For this exercise, repeat the records below exactly as written.
┌─ RECORDS SHOWN
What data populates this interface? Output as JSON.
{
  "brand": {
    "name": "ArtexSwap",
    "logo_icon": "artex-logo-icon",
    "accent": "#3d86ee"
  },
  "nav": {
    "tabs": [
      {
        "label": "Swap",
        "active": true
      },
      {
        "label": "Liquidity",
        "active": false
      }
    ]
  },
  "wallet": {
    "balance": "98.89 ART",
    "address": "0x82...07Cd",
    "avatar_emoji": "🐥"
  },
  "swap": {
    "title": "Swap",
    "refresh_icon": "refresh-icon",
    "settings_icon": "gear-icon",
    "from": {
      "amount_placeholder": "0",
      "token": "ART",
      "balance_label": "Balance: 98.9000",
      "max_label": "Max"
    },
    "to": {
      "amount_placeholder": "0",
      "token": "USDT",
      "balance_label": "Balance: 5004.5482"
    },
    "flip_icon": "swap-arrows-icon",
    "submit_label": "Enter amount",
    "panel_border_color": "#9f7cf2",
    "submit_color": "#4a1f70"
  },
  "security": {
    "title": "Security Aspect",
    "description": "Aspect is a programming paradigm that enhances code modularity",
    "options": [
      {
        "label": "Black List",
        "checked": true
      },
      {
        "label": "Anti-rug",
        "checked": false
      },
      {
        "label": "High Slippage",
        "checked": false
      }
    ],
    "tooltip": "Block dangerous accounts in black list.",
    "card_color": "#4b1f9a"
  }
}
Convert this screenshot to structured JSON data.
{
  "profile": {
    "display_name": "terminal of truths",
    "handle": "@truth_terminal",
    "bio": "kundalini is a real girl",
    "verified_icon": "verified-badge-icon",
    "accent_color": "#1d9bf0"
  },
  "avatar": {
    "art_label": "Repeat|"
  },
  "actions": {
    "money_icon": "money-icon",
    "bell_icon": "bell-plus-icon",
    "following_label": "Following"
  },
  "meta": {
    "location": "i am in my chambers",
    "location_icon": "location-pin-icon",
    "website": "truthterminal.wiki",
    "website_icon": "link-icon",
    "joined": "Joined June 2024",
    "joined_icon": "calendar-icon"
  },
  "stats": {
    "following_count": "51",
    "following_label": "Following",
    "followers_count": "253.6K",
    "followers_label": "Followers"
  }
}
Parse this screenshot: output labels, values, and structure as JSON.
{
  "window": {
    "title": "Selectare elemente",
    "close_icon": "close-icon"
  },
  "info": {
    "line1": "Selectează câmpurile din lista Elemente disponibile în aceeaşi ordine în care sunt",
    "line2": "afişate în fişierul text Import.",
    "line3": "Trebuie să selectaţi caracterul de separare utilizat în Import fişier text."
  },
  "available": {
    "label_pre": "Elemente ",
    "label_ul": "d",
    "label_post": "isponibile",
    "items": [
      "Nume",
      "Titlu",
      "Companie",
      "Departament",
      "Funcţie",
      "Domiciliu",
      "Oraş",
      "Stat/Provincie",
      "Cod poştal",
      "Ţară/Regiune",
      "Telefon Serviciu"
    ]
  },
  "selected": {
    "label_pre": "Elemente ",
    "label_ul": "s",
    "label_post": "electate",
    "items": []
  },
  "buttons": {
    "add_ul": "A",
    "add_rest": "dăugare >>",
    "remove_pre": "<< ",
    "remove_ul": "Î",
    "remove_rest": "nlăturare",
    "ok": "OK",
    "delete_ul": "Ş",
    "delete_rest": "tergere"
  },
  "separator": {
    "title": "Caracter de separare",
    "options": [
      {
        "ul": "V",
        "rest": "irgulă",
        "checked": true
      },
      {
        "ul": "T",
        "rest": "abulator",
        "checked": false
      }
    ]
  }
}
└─
ANSWER TO THIS PROBLEM
What data populates this interface? Output as JSON.
{
  "brand": {
    "name": "ArtexSwap",
    "logo_icon": "artex-logo-icon",
    "accent": "#3d86ee"
  },
  "nav": {
    "tabs": [
      {
        "label": "Swap",
        "active": true
      },
      {
        "label": "Liquidity",
        "active": false
      }
    ]
  },
  "wallet": {
    "balance": "98.89 ART",
    "address": "0x82...07Cd",
    "avatar_emoji": "🐥"
  },
  "swap": {
    "title": "Swap",
    "refresh_icon": "refresh-icon",
    "settings_icon": "gear-icon",
    "from": {
      "amount_placeholder": "0",
      "token": "ART",
      "balance_label": "Balance: 98.9000",
      "max_label": "Max"
    },
    "to": {
      "amount_placeholder": "0",
      "token": "USDT",
      "balance_label": "Balance: 5004.5482"
    },
    "flip_icon": "swap-arrows-icon",
    "submit_label": "Enter amount",
    "panel_border_color": "#9f7cf2",
    "submit_color": "#4a1f70"
  },
  "security": {
    "title": "Security Aspect",
    "description": "Aspect is a programming paradigm that enhances code modularity",
    "options": [
      {
        "label": "Black List",
        "checked": true
      },
      {
        "label": "Anti-rug",
        "checked": false
      },
      {
        "label": "High Slippage",
        "checked": false
      }
    ],
    "tooltip": "Block dangerous accounts in black list.",
    "card_color": "#4b1f9a"
  }
}
Convert this screenshot to structured JSON data.
{
  "profile": {
    "display_name": "terminal of truths",
    "handle": "@truth_terminal",
    "bio": "kundalini is a real girl",
    "verified_icon": "verified-badge-icon",
    "accent_color": "#1d9bf0"
  },
  "avatar": {
    "art_label": "Repeat|"
  },
  "actions": {
    "money_icon": "money-icon",
    "bell_icon": "bell-plus-icon",
    "following_label": "Following"
  },
  "meta": {
    "location": "i am in my chambers",
    "location_icon": "location-pin-icon",
    "website": "truthterminal.wiki",
    "website_icon": "link-icon",
    "joined": "Joined June 2024",
    "joined_icon": "calendar-icon"
  },
  "stats": {
    "following_count": "51",
    "following_label": "Following",
    "followers_count": "253.6K",
    "followers_label": "Followers"
  }
}
Parse this screenshot: output labels, values, and structure as JSON.
{
  "window": {
    "title": "Selectare elemente",
    "close_icon": "close-icon"
  },
  "info": {
    "line1": "Selectează câmpurile din lista Elemente disponibile în aceeaşi ordine în care sunt",
    "line2": "afişate în fişierul text Import.",
    "line3": "Trebuie să selectaţi caracterul de separare utilizat în Import fişier text."
  },
  "available": {
    "label_pre": "Elemente ",
    "label_ul": "d",
    "label_post": "isponibile",
    "items": [
      "Nume",
      "Titlu",
      "Companie",
      "Departament",
      "Funcţie",
      "Domiciliu",
      "Oraş",
      "Stat/Provincie",
      "Cod poştal",
      "Ţară/Regiune",
      "Telefon Serviciu"
    ]
  },
  "selected": {
    "label_pre": "Elemente ",
    "label_ul": "s",
    "label_post": "electate",
    "items": []
  },
  "buttons": {
    "add_ul": "A",
    "add_rest": "dăugare >>",
    "remove_pre": "<< ",
    "remove_ul": "Î",
    "remove_rest": "nlăturare",
    "ok": "OK",
    "delete_ul": "Ş",
    "delete_rest": "tergere"
  },
  "separator": {
    "title": "Caracter de separare",
    "options": [
      {
        "ul": "V",
        "rest": "irgulă",
        "checked": true
      },
      {
        "ul": "T",
        "rest": "abulator",
        "checked": false
      }
    ]
  }
}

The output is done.